HARTFORD — State Reps Dave Rutigliano (R-123), Laura Devlin (R-134) and Ben McGorty (R-122) joined their colleagues last week in backing a list of specific policies they’ve identified to reform the state’s juvenile justice laws and seek accountability for the victims of Connecticut’s summer juvenile crime wave.
During a news conference on the North Steps of the Capitol in Hartford, House Republicans listed over a dozen specific statutory and policy changes they would make, centered around three core principles: prevention, accountability, and rehabilitation.
These proposed reforms include:
- Allowing law enforcement access to all juvenile records to ensure an officer has complete information to use in seeking a post-arrest detention order;
- Expediting arraignment for felonies, a sex assault, offense involving use of a firearm, and giving courts the ability to require DCF investigations for juveniles charged in those cases;
- Implementing victim impact panels in juvenile delinquency hearings;
- Requiring Family Support Services intervention at juvenile court arraignments;
- Expanding circumstances in which a matter is automatically transferred to the regular criminal docket, including instances involving a loss of life or use of a firearm;
- Electronic monitoring for juveniles arrested while awaiting trial on previous offenses;
- Creating a new offense of “larceny of a motor vehicle” not tied to the value of the vehicle.
“People in our community are frustrated and frightened. That’s why we remain resolute in finding concrete bi-partisan solutions to protect state residents. Although we are calling for accountability, it’s not about locking people up and throwing away the key. We are also calling for diversionary and post-arrest counseling and programming, including family support services in order to give troubled juveniles the assistance they need,” said Rep. Devlin, Deputy Leader.

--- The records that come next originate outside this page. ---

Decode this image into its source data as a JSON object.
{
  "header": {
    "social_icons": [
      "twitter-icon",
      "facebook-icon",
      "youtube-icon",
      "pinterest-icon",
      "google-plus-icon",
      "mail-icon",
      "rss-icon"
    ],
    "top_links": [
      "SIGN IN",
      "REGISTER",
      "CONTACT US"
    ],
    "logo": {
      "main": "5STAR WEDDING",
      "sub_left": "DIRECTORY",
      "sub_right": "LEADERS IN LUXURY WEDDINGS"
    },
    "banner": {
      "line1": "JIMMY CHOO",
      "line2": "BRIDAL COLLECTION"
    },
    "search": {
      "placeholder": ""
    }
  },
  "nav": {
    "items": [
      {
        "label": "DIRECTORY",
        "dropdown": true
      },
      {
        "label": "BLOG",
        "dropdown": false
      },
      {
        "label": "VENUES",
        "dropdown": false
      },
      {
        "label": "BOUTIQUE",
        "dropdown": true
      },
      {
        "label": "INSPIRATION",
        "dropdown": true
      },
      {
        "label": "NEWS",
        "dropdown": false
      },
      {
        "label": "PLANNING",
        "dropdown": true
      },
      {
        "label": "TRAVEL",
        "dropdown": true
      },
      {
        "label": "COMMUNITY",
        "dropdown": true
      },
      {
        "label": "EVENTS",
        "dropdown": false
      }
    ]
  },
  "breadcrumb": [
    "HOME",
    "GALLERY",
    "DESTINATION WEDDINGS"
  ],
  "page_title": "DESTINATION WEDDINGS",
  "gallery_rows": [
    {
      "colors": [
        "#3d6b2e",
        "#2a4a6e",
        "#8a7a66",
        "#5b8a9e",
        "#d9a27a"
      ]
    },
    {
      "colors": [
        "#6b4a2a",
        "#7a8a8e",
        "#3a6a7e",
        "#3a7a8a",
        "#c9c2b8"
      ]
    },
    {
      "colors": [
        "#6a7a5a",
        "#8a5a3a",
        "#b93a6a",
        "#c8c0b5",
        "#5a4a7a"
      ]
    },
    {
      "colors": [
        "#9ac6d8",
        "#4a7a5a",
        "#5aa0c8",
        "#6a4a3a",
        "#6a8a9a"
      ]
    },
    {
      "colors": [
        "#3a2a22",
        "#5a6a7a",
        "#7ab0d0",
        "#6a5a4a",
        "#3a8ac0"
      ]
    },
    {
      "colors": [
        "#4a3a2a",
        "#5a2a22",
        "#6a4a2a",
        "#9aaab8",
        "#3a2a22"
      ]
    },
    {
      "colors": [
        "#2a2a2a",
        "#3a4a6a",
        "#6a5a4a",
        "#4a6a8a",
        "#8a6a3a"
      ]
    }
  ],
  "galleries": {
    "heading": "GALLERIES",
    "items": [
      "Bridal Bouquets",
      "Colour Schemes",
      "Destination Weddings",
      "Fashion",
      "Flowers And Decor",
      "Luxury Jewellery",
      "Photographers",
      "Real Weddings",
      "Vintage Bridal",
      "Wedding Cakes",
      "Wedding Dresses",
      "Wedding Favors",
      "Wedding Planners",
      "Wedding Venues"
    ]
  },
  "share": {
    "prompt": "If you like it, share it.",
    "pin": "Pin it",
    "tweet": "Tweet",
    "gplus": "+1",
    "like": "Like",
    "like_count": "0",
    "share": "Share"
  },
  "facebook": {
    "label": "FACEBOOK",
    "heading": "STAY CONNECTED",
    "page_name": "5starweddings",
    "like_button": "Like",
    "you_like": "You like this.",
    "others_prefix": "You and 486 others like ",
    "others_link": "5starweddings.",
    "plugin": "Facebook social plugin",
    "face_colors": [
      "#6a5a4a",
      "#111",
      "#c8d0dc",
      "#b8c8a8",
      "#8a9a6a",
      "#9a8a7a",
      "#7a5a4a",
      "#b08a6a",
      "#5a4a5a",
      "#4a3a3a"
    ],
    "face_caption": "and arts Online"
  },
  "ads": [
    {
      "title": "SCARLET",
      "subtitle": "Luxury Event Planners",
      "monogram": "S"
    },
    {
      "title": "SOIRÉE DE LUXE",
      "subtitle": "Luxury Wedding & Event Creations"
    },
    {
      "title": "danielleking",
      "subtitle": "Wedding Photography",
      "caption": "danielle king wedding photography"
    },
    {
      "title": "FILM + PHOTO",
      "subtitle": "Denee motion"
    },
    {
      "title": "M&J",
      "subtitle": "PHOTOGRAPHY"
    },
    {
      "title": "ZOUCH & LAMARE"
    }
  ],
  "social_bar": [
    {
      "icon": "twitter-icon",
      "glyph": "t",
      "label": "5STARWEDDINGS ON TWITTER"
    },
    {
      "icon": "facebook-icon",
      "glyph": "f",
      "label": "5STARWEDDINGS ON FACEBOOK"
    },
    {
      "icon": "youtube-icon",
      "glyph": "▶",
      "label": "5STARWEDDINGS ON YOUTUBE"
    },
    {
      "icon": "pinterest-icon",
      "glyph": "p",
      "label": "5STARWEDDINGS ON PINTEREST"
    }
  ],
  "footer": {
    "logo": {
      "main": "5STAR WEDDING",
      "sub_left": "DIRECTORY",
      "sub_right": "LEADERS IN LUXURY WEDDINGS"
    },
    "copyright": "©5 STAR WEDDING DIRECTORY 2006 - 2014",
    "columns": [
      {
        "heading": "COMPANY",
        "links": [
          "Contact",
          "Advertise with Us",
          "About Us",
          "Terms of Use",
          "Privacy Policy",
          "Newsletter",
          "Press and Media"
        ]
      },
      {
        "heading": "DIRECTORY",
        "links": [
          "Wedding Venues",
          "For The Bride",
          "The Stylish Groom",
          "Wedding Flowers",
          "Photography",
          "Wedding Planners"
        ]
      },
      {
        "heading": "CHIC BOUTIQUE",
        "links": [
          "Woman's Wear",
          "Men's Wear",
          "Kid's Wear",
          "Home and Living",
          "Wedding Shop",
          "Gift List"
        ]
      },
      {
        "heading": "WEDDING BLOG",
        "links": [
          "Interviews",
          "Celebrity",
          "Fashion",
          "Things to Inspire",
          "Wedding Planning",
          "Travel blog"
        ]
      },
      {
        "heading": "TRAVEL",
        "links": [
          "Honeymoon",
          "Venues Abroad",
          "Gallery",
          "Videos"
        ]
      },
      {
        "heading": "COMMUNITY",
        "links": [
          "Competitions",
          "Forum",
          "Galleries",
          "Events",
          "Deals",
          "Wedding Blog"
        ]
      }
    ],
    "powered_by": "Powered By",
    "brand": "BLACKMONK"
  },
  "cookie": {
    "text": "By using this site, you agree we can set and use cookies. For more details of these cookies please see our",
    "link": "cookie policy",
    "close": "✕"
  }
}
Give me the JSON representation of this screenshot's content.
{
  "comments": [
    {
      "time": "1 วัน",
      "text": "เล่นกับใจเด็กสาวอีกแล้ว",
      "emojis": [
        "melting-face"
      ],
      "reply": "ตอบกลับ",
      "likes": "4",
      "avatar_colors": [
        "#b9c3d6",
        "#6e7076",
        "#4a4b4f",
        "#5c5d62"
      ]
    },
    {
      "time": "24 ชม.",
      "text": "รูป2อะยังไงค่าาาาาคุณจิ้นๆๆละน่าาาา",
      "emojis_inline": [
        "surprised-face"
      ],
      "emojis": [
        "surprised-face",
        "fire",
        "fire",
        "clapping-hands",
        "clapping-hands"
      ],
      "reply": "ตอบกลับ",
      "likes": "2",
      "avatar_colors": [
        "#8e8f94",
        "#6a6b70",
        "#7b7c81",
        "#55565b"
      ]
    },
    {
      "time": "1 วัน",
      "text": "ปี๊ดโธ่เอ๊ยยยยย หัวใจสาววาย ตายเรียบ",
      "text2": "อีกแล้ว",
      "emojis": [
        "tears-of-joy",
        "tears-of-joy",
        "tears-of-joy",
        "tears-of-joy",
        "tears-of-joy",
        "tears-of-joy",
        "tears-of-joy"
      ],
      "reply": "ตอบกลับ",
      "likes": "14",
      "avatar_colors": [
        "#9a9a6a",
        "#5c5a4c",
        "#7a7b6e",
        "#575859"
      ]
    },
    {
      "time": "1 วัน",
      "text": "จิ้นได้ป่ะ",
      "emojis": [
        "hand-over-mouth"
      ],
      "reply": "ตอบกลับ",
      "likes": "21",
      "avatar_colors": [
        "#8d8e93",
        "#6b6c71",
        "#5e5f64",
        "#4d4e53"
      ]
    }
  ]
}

“It seems as if I receive a call or email almost every day asking me to do something to stop these break-ins. Trumbull residents are being terrorized by these thieves on a nightly basis and some worry that an attempted car theft could lead to innocent deaths, like the incidents in New Britain or Glastonbury,” said Rep. Rutigliano, Senior House Whip. “That is why I am joining my colleagues and fellow residents in demanding immediate change with to the juvenile justice system with our plan.”
“House Republicans are offering solutions that get to the heart of this issue and offer real accountability to everyone in the juvenile justice process. For those who have so far only offered divisive rhetoric but were quick to walk away from the negotiating table when solutions were required — now is your chance,” said Rep. McGorty, who serves as an Assistant Republican Leader in the House. “This critical public safety issue demands the immediate and full attention of every elected member of the General Assembly, and it can’t wait for the end of this summer. Our communities can’t wait that long.”
Juvenile crime was a focus for House Republicans headed into the 2021 legislative session. The session, however, ended without substantial progress in reforming juvenile justice laws.
Amid a turbulent period of heightened juvenile criminal activity across the state — including in Trumbull, where car thefts doubled in one year alone — House Republicans petitioned for a special legislative session.
On Sunday August 15th, Trumbull police arrested three juveniles after residents reported youths going through their cars.
The Republican proposals can be found at www.stopcarthefts.com. The Trumbull Republicans are asking every member of the General Assembly to sign their petition, initiate a special session and begin debate on these proposals immediately.